Task data:
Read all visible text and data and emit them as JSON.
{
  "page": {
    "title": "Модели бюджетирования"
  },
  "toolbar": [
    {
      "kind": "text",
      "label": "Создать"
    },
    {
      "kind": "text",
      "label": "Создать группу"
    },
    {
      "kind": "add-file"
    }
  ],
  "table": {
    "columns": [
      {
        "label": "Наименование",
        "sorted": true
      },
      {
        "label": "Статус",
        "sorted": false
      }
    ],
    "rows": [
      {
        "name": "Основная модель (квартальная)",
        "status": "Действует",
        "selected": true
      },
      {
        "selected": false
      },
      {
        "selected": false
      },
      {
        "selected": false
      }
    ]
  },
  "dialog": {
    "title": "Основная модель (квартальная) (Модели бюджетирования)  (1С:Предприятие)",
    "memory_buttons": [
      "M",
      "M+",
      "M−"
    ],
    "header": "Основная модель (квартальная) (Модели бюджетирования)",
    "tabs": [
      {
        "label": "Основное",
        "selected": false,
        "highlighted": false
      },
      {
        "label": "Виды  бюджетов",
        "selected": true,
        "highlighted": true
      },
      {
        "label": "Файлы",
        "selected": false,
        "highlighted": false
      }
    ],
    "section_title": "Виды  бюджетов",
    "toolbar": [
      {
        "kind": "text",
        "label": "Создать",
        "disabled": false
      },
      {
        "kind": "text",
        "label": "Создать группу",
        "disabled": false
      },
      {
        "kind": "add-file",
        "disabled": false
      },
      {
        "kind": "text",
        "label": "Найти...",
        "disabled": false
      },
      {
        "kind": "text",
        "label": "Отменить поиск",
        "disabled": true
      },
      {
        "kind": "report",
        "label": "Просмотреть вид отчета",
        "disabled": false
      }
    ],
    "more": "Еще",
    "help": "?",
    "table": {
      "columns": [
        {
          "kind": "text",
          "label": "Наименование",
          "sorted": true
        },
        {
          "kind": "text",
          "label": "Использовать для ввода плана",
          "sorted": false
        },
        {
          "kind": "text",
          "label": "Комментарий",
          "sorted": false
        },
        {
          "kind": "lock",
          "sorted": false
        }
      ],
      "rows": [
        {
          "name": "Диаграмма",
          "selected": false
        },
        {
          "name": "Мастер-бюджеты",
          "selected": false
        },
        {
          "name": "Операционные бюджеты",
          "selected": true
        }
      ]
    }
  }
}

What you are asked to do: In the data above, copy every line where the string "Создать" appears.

Exercise result:
      "label": "Создать"
      "label": "Создать группу"
        "label": "Создать",
        "label": "Создать группу",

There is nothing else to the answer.